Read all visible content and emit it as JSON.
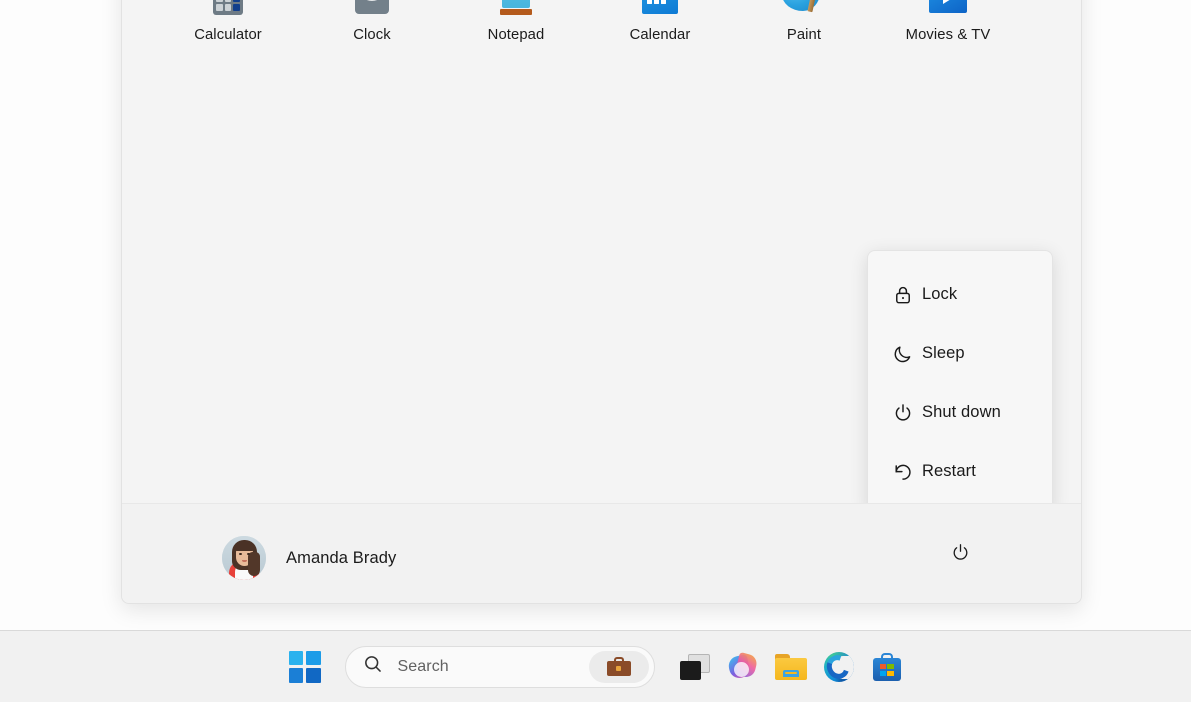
{
  "start_menu": {
    "pinned_apps": [
      {
        "label": "Calculator",
        "icon": "calculator-icon"
      },
      {
        "label": "Clock",
        "icon": "clock-icon"
      },
      {
        "label": "Notepad",
        "icon": "notepad-icon"
      },
      {
        "label": "Calendar",
        "icon": "calendar-icon"
      },
      {
        "label": "Paint",
        "icon": "paint-icon"
      },
      {
        "label": "Movies & TV",
        "icon": "movies-and-tv-icon"
      }
    ],
    "account": {
      "name": "Amanda Brady",
      "avatar": "user-avatar-photo"
    },
    "power_button_icon": "power-icon"
  },
  "power_menu": {
    "items": [
      {
        "label": "Lock",
        "icon": "lock-icon"
      },
      {
        "label": "Sleep",
        "icon": "moon-icon"
      },
      {
        "label": "Shut down",
        "icon": "power-icon"
      },
      {
        "label": "Restart",
        "icon": "restart-icon"
      }
    ]
  },
  "taskbar": {
    "start_button": {
      "icon": "windows-logo-icon"
    },
    "search": {
      "placeholder": "Search",
      "icon": "search-icon",
      "badge_icon": "briefcase-icon"
    },
    "buttons": [
      {
        "name": "task-view",
        "icon": "task-view-icon"
      },
      {
        "name": "copilot",
        "icon": "copilot-icon"
      },
      {
        "name": "file-explorer",
        "icon": "folder-icon"
      },
      {
        "name": "microsoft-edge",
        "icon": "edge-icon"
      },
      {
        "name": "microsoft-store",
        "icon": "store-icon"
      }
    ]
  },
  "colors": {
    "panel_bg": "#f4f4f4",
    "taskbar_bg": "#f1f1f1",
    "text": "#1b1b1b",
    "accent": "#0f6cbd"
  }
}
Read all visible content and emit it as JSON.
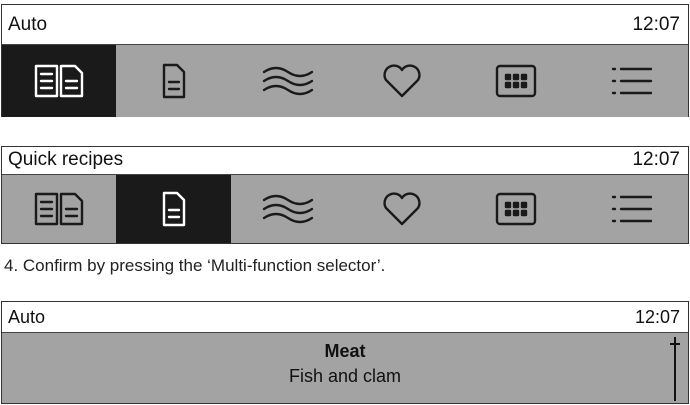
{
  "screen1": {
    "title": "Auto",
    "time": "12:07",
    "active_tab": 0
  },
  "screen2": {
    "title": "Quick recipes",
    "time": "12:07",
    "active_tab": 1
  },
  "tabs": [
    {
      "icon": "book-icon"
    },
    {
      "icon": "document-icon"
    },
    {
      "icon": "waves-icon"
    },
    {
      "icon": "heart-icon"
    },
    {
      "icon": "grid-icon"
    },
    {
      "icon": "list-icon"
    }
  ],
  "instruction": "4.  Confirm by pressing the ‘Multi-function selector’.",
  "screen3": {
    "title": "Auto",
    "time": "12:07",
    "item_primary": "Meat",
    "item_secondary": "Fish and clam"
  },
  "colors": {
    "tab_bar_bg": "#a3a3a3",
    "active_tab_bg": "#1a1a1a"
  }
}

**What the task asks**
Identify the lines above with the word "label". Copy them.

**Exercise output**
        "label": "Calculator",
        "label": "Clock",
        "label": "Notepad",
        "label": "Calendar",
        "label": "Paint",
        "label": "Movies & TV",
        "label": "Lock",
        "label": "Sleep",
        "label": "Shut down",
        "label": "Restart",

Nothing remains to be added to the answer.